> [ACTIVITY]:
Your answer should be one number: how many lines below hold the word "Reports".

******

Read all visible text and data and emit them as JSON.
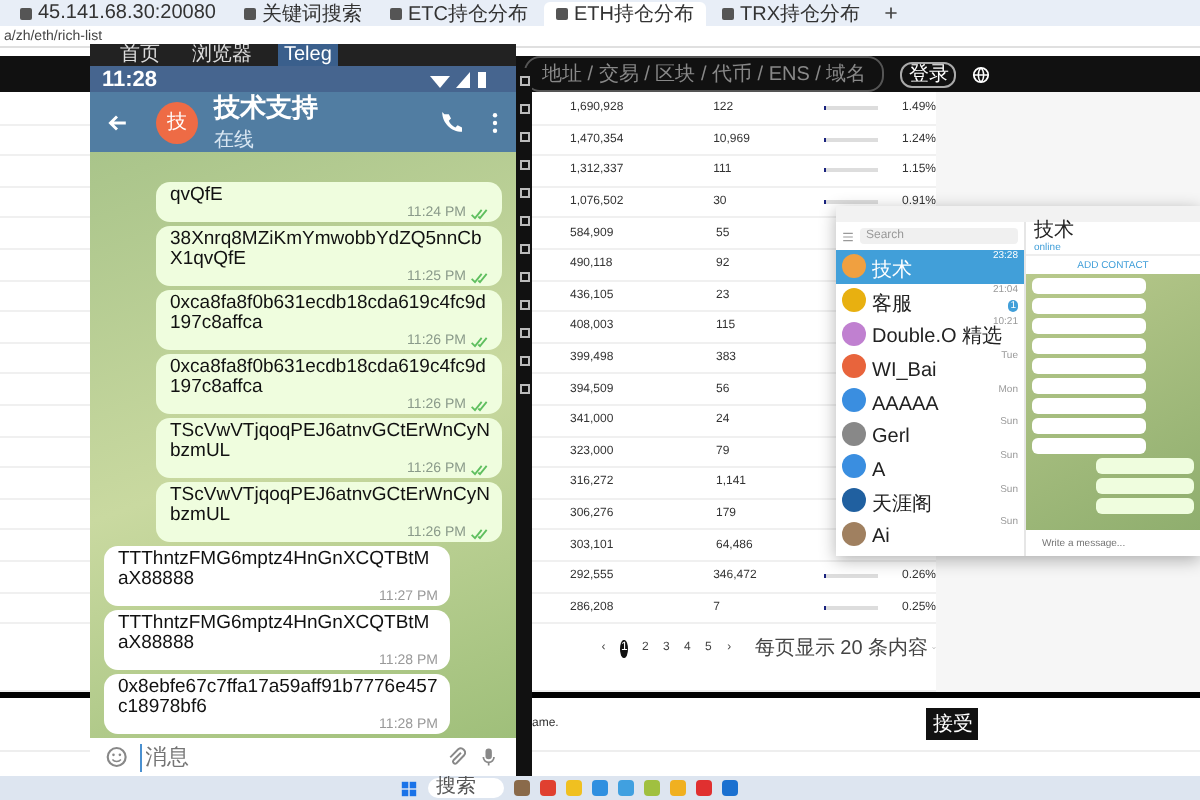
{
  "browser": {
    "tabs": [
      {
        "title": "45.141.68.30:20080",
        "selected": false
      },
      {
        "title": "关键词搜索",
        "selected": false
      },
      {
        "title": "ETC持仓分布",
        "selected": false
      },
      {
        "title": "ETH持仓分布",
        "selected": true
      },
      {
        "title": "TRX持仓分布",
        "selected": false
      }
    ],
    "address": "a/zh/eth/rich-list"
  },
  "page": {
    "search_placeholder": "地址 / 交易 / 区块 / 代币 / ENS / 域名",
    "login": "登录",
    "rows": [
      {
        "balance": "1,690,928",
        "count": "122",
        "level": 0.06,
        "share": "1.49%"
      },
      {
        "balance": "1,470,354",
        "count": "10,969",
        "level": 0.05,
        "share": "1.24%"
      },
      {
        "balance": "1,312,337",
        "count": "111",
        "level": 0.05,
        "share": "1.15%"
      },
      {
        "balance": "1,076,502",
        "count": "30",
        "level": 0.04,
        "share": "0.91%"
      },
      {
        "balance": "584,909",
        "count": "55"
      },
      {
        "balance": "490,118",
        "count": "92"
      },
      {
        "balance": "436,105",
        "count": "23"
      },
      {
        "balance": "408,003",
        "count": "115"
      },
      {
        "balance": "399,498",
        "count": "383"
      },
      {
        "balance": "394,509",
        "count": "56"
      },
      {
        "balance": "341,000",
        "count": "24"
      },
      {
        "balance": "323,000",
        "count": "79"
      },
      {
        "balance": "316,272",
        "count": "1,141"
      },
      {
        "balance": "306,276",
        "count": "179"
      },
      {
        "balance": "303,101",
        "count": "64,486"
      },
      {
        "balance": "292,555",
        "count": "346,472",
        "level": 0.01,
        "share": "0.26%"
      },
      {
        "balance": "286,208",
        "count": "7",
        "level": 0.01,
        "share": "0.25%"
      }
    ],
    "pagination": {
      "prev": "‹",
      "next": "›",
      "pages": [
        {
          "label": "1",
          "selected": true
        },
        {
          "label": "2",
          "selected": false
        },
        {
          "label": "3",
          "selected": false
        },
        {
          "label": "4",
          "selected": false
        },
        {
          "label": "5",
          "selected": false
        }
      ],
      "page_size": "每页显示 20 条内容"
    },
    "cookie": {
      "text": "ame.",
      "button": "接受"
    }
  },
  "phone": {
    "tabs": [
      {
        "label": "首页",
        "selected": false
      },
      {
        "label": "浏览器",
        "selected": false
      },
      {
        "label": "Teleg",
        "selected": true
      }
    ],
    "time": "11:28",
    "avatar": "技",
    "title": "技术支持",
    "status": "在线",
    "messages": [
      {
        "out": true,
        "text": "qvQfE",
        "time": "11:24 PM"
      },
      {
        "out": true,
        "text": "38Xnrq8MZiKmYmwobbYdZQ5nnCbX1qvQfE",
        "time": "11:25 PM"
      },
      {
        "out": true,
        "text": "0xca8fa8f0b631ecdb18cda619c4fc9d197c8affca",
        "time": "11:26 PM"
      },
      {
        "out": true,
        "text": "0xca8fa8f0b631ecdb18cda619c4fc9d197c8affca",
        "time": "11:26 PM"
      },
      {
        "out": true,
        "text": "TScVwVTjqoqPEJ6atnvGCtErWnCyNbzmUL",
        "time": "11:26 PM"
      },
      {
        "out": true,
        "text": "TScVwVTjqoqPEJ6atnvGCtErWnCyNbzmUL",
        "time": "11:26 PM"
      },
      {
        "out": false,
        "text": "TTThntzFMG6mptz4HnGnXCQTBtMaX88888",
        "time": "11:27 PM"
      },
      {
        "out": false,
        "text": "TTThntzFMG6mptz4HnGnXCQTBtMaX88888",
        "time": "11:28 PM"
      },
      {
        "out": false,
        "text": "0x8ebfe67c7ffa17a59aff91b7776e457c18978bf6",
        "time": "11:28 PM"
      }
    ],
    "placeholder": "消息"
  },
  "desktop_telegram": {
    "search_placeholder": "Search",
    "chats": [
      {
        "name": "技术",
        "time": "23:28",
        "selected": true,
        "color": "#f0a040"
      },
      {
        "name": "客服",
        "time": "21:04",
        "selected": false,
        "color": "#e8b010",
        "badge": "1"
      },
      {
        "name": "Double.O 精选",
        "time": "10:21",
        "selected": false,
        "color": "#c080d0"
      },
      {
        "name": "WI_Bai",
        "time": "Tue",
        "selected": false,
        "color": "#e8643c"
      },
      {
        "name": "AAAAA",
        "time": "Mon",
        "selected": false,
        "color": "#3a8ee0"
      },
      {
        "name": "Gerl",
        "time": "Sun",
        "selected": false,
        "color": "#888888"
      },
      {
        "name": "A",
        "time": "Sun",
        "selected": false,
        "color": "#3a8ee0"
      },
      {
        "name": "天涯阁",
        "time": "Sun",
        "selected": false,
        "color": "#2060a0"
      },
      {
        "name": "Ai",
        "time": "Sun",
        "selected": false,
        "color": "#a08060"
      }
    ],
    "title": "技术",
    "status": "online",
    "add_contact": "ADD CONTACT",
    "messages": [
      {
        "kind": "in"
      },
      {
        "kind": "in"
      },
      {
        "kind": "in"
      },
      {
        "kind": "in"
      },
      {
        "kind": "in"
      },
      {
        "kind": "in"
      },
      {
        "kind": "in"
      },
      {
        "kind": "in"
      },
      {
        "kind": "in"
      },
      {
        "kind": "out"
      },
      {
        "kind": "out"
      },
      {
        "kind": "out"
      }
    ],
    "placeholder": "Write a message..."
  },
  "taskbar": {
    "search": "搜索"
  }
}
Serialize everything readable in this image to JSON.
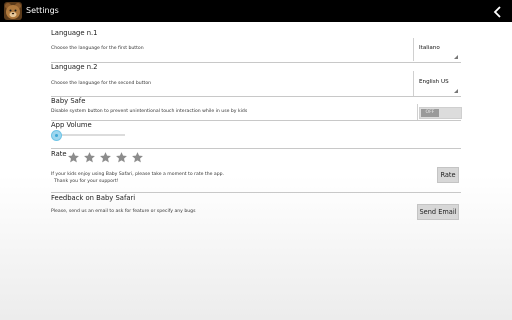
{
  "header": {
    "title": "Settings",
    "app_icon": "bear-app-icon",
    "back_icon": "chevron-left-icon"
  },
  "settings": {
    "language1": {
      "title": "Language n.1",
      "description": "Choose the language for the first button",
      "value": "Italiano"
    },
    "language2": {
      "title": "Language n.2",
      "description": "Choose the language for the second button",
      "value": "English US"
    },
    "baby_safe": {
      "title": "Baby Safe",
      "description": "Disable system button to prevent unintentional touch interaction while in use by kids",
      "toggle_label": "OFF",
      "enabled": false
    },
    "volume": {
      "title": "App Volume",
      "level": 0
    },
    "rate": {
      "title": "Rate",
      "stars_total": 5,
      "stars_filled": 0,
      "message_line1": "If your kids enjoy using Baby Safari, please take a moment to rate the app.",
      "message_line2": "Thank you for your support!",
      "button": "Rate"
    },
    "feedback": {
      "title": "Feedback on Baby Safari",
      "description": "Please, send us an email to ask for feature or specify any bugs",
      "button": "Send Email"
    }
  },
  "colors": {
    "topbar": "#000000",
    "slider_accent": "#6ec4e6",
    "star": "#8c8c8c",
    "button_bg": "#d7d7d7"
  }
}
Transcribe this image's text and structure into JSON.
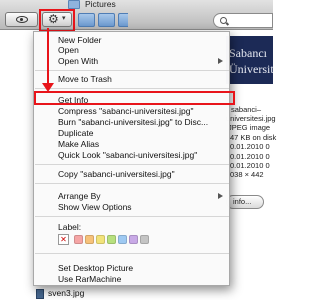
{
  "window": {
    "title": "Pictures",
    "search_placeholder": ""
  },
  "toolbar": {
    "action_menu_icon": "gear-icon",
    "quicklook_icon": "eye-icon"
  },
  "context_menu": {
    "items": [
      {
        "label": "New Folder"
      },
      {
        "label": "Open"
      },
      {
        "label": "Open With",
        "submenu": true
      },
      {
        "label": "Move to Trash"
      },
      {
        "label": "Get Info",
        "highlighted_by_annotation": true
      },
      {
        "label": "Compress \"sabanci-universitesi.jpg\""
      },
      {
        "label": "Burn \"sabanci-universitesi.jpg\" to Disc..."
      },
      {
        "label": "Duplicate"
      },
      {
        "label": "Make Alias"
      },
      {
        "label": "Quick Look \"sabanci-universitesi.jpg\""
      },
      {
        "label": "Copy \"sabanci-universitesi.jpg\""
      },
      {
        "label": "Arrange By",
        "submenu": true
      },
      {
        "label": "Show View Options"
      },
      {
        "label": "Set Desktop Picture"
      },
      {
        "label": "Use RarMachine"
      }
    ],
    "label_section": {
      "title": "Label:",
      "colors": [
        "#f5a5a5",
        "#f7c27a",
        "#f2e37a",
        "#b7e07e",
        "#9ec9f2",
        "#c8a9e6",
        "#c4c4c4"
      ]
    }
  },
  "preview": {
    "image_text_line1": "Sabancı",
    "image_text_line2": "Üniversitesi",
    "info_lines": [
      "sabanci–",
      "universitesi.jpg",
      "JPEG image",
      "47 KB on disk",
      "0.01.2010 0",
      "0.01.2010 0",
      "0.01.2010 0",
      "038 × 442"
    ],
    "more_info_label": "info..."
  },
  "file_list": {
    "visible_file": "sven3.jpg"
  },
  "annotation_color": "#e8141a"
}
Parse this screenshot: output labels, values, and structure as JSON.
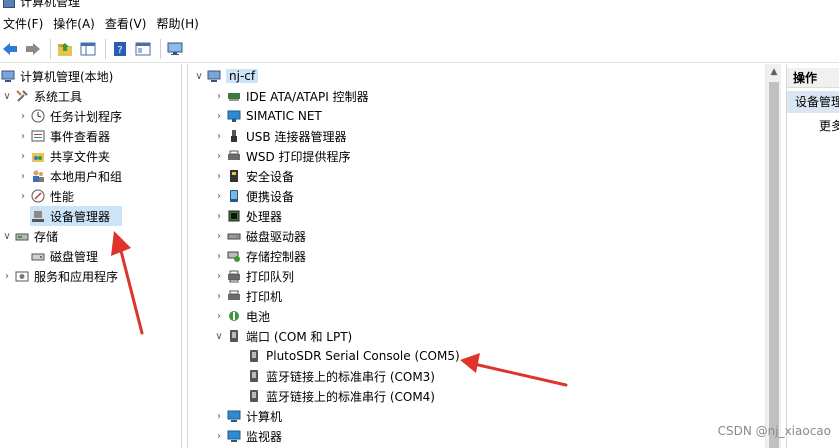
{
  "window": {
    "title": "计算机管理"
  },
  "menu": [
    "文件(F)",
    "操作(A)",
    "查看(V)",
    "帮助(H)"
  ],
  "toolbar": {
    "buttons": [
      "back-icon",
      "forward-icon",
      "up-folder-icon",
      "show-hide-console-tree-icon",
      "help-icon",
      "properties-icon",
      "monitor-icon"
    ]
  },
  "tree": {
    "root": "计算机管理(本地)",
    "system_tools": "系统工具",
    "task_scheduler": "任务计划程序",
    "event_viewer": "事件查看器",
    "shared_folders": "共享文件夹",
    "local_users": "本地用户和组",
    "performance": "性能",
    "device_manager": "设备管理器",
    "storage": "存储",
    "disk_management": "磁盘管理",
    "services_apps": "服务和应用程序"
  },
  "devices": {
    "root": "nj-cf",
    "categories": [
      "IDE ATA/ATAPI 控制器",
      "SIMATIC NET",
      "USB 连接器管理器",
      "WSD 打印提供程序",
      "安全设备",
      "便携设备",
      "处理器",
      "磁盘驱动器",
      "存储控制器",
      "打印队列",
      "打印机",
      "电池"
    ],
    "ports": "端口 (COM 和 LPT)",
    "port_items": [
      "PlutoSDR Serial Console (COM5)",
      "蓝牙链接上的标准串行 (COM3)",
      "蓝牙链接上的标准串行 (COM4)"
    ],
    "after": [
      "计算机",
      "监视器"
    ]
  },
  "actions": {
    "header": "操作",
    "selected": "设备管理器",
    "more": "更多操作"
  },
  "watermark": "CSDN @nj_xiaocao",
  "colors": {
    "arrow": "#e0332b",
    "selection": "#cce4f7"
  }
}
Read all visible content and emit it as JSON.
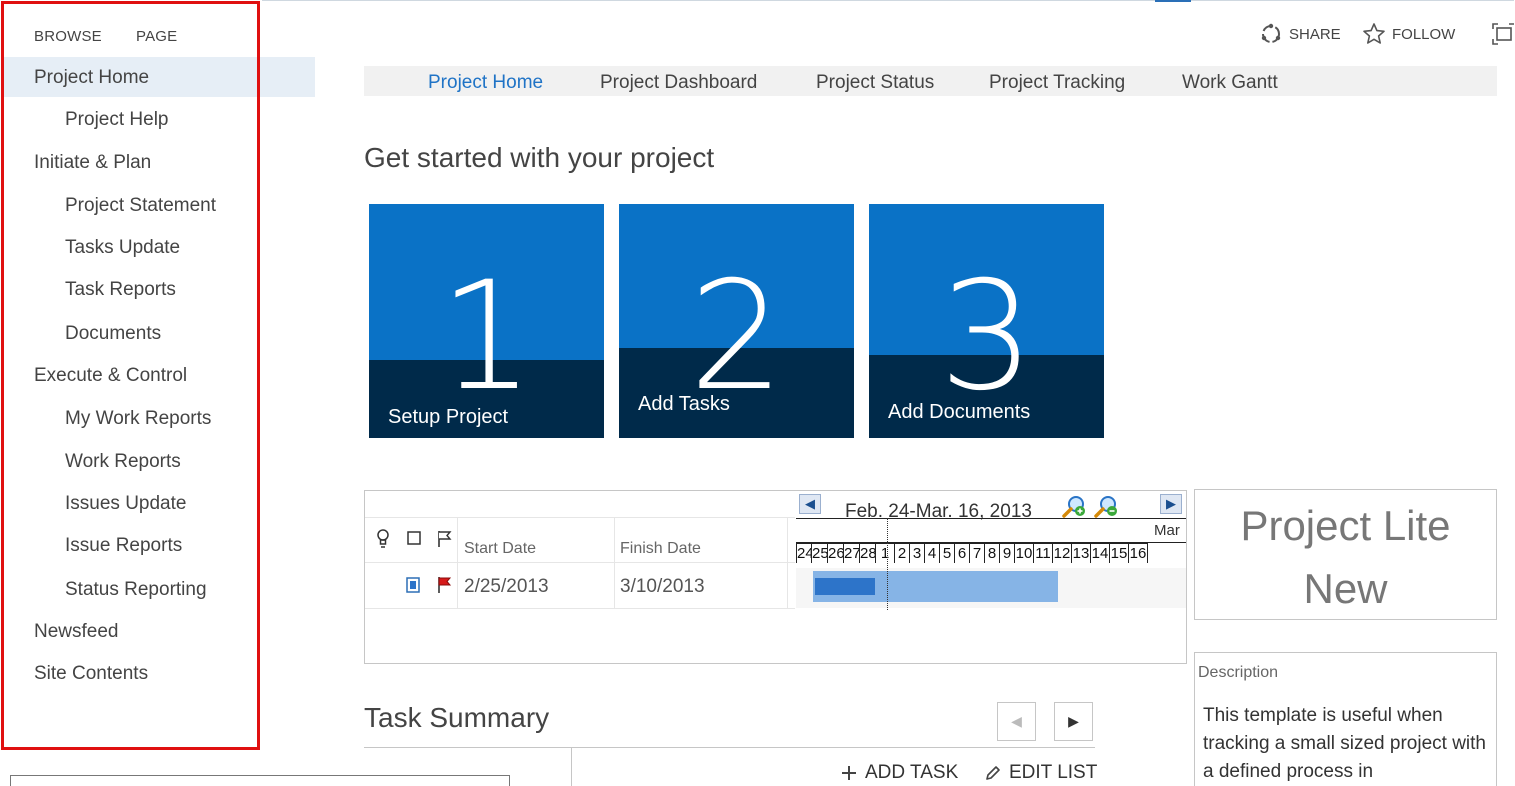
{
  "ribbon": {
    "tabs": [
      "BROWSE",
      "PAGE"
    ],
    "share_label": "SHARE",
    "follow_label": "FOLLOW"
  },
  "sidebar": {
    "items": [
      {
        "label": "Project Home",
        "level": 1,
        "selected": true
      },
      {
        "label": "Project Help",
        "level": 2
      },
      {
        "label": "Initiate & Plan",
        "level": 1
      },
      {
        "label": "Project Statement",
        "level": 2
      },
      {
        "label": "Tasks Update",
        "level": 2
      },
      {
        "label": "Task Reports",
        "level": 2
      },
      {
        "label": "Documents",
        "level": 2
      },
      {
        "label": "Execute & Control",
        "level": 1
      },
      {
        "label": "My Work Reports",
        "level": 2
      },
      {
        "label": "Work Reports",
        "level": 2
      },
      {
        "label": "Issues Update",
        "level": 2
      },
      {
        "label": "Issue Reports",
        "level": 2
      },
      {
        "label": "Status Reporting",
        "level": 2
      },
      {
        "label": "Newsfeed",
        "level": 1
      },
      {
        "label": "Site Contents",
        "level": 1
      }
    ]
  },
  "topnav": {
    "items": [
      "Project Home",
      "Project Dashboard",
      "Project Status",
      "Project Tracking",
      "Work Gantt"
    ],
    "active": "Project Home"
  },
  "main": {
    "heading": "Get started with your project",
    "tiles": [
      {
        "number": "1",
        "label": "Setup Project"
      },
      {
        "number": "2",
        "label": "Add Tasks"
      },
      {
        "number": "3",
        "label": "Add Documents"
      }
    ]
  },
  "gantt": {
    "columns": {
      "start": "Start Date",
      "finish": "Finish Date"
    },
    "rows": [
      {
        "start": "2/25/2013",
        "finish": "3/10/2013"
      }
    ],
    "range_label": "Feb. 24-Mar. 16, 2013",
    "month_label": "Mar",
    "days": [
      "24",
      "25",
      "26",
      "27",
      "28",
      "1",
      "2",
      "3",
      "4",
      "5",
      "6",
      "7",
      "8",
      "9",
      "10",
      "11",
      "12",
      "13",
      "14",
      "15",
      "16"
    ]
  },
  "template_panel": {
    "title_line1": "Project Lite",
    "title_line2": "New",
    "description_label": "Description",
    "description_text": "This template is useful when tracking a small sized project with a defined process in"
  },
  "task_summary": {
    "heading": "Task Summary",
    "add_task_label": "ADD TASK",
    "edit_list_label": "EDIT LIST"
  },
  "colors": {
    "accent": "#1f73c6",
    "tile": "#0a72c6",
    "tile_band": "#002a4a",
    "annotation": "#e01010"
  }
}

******

> [ANSWER AREA]:
4